Free cash flow was $48 million, after paying $450 million in voluntary pension plan contributions.

Company forecasts 'full 10 per cent growth'

The company said Monday it now expects to deliver "a full 10 per cent growth" in adjusted diluted EPS this year over the $4.84 per share earned in 2011 despite $100 million in additional pension expenses. That's up from its prior guidance for EPS growth "of up to 10 per cent."

The railway also expects to generate about $950 million in free cash flow, compared to $875 million in its prior forecast.

The higher revenues stemmed from higher freight volumes due in part to continuing improvements in North American and global economies, a milder winter and the company's performance in several key segments.

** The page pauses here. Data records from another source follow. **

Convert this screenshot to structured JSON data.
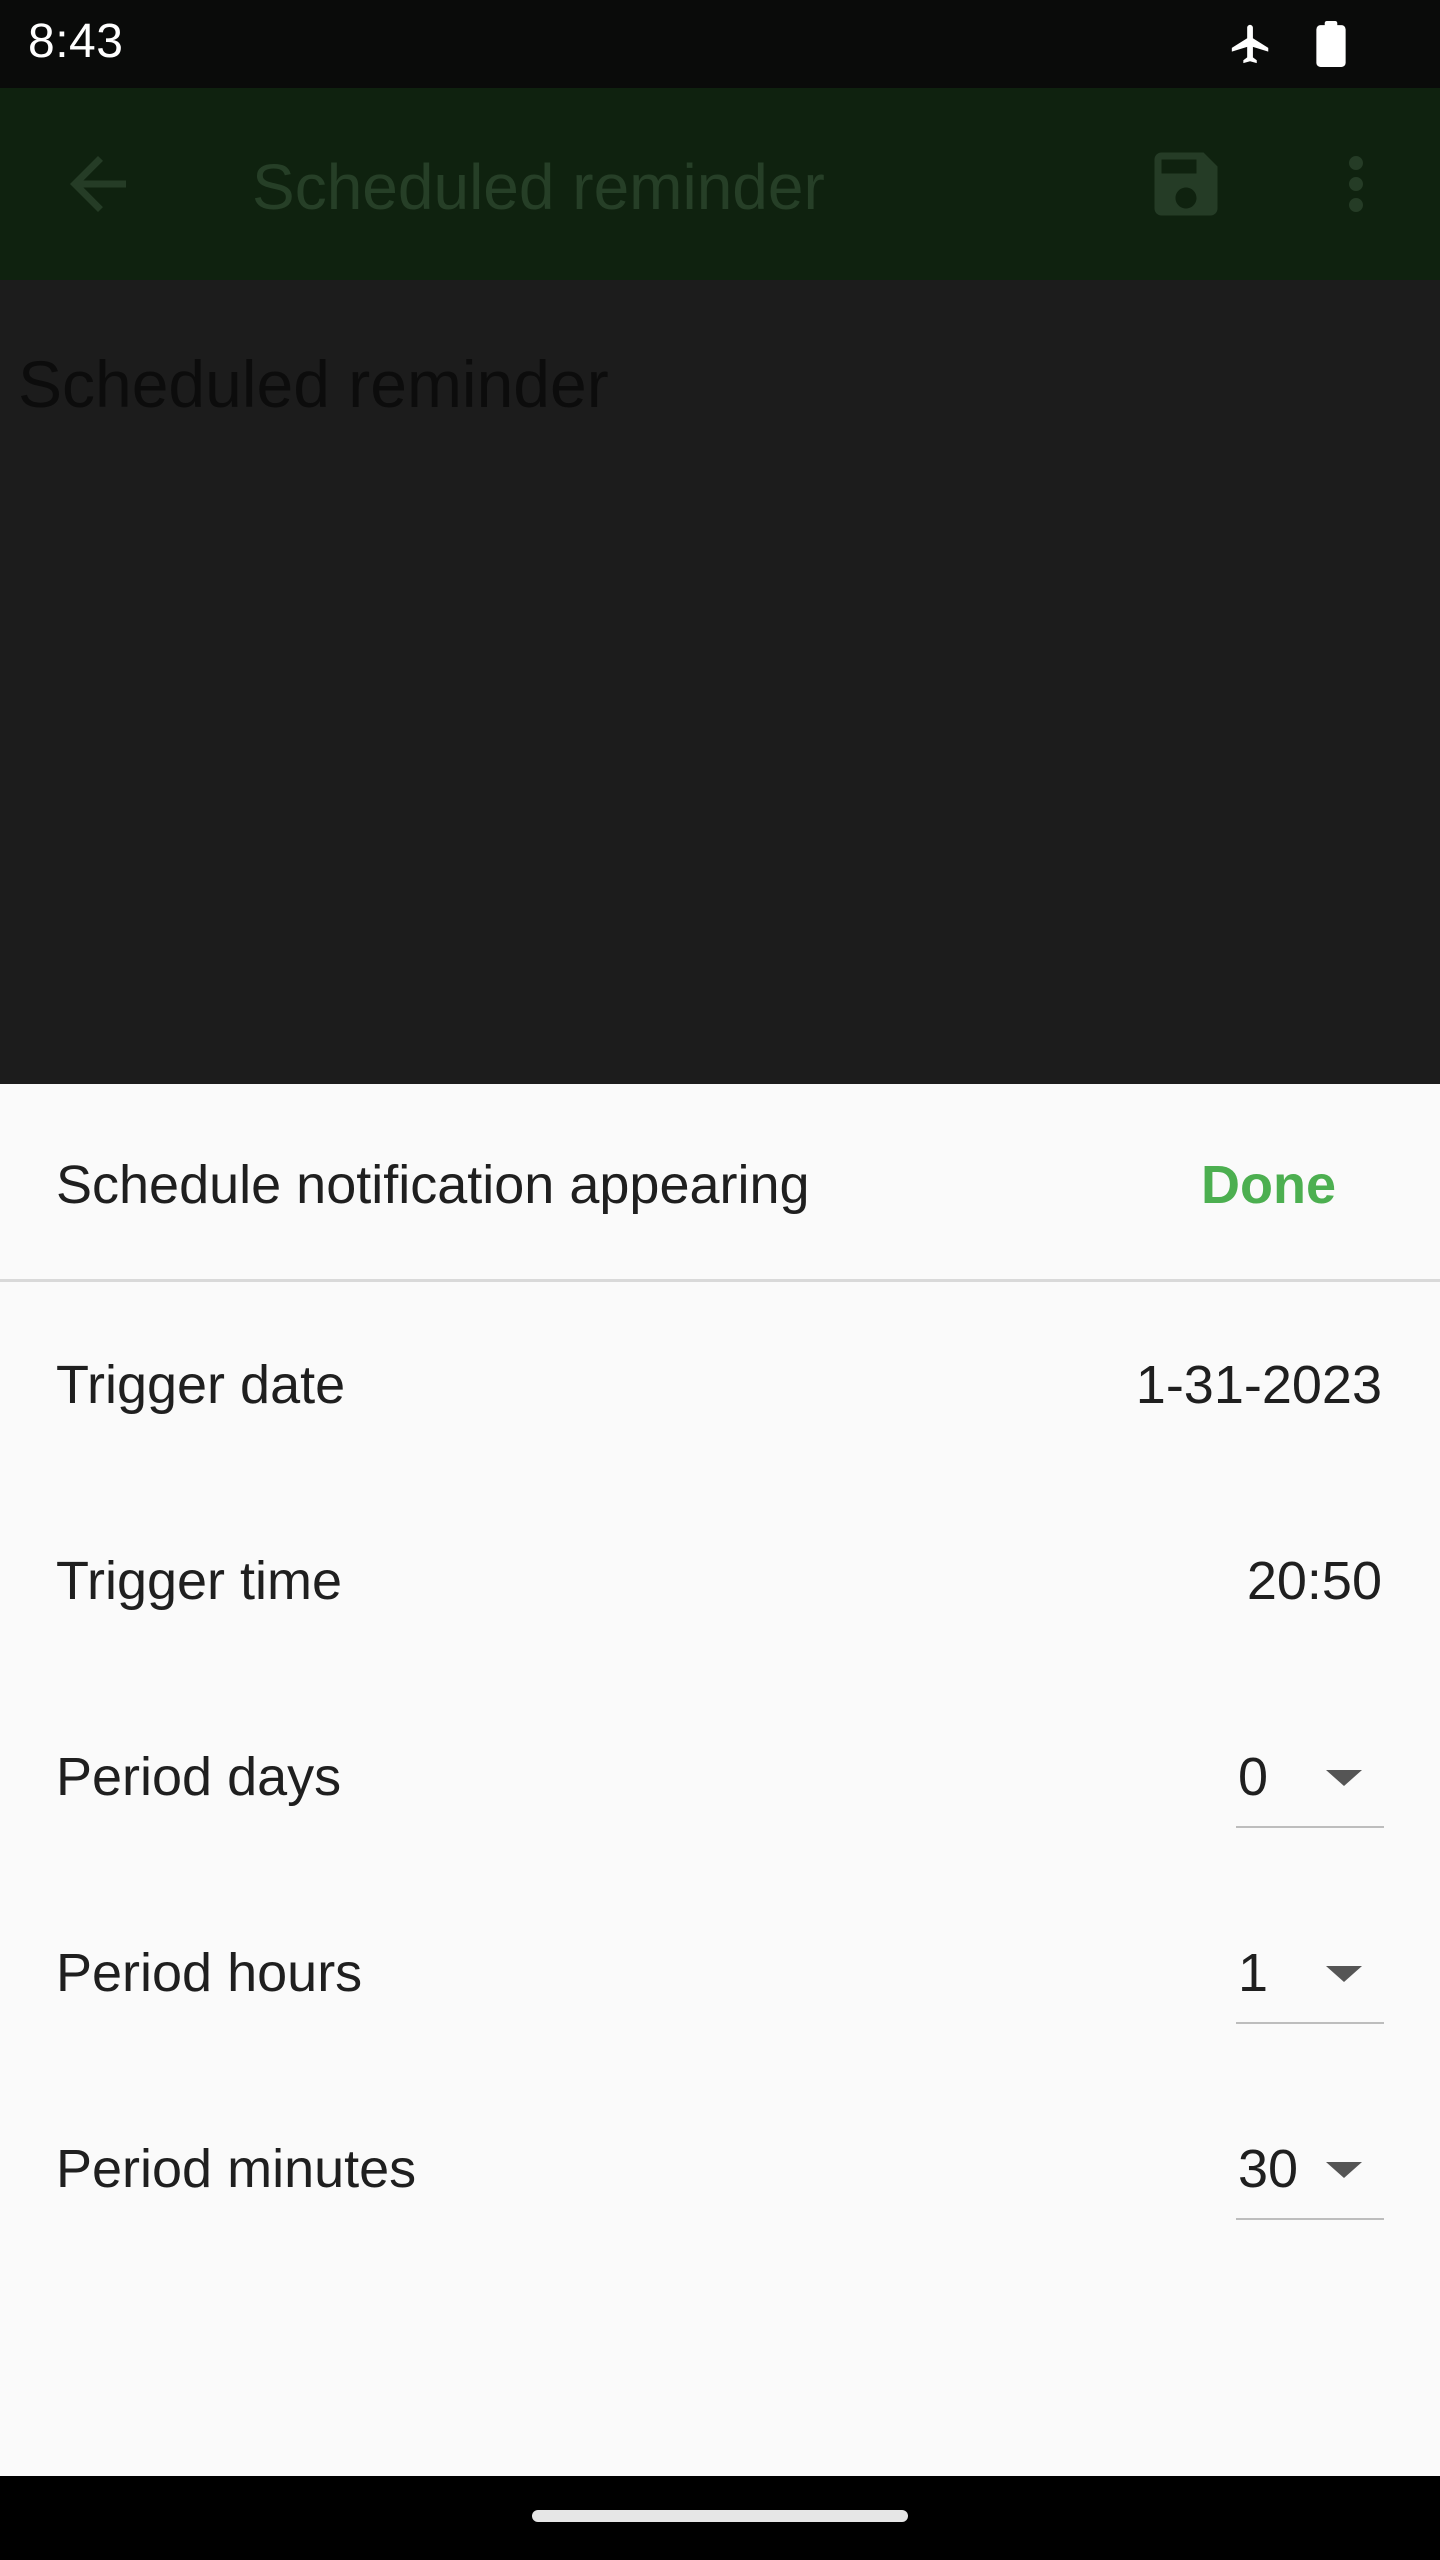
{
  "status_bar": {
    "time": "8:43",
    "icons": [
      "airplane-icon",
      "battery-icon"
    ]
  },
  "app_bar": {
    "title": "Scheduled reminder",
    "icons": [
      "back-arrow-icon",
      "save-icon",
      "more-vert-icon"
    ]
  },
  "content": {
    "heading": "Scheduled reminder"
  },
  "sheet": {
    "title": "Schedule notification appearing",
    "done_label": "Done",
    "rows": [
      {
        "label": "Trigger date",
        "value": "1-31-2023",
        "kind": "text"
      },
      {
        "label": "Trigger time",
        "value": "20:50",
        "kind": "text"
      },
      {
        "label": "Period days",
        "value": "0",
        "kind": "dropdown"
      },
      {
        "label": "Period hours",
        "value": "1",
        "kind": "dropdown"
      },
      {
        "label": "Period minutes",
        "value": "30",
        "kind": "dropdown"
      }
    ]
  },
  "colors": {
    "accent": "#4caf50",
    "app_bar_dimmed": "#0f220f",
    "scrim_background": "#1c1c1c",
    "sheet_background": "#fafafa"
  }
}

Revenues increased for metals and minerals by 31 per cent, coal by 18 per cent and intermodal by 17 per cent. Petroleum and chemicals, automotive and forest products were also up by double digits.

Grain and fertilizer revenues declined two per cent.

Operating expenses for the first quarter increased by eight per cent to $1.55 billion, mainly due to higher fuel costs as well as labour and fringe benefits expense.

However, Mongeau added that he believes CN will continue to shine against its peers.

"We continue to believe that CN will outperform the industry in terms of carload growth and that it will sustain earnings growth of 10 per cent plus per year in view of its strong management team and the growth prospects that lie ahead," he said.

Rival CP raising quarterly dividend

CN's Canadian rival Canadian Pacific Railway Ltd. said Monday its it raising its quarterly dividend to 35 cents from 30 cents ahead of a key shareholder vote.

The railway's largest shareholder, Pershing Square Capital Management, is seeking to replace the railway's chief executive.

The New York hedge fund has said replacing CP CEO Fred Green with Hunter Harrison will help the railway get up to speed with its peers.

But CN foresees the arrival of Harrison at CP's helm as increasing opportunities for itself, according to a report by Benoit Poirier of Desjardins Capital Markets.

The railway expects a Harrison-led CP might become more disciplined in terms of prices. But it also believes some CP customers, including potash group Canpotex, will move more of their business to CN.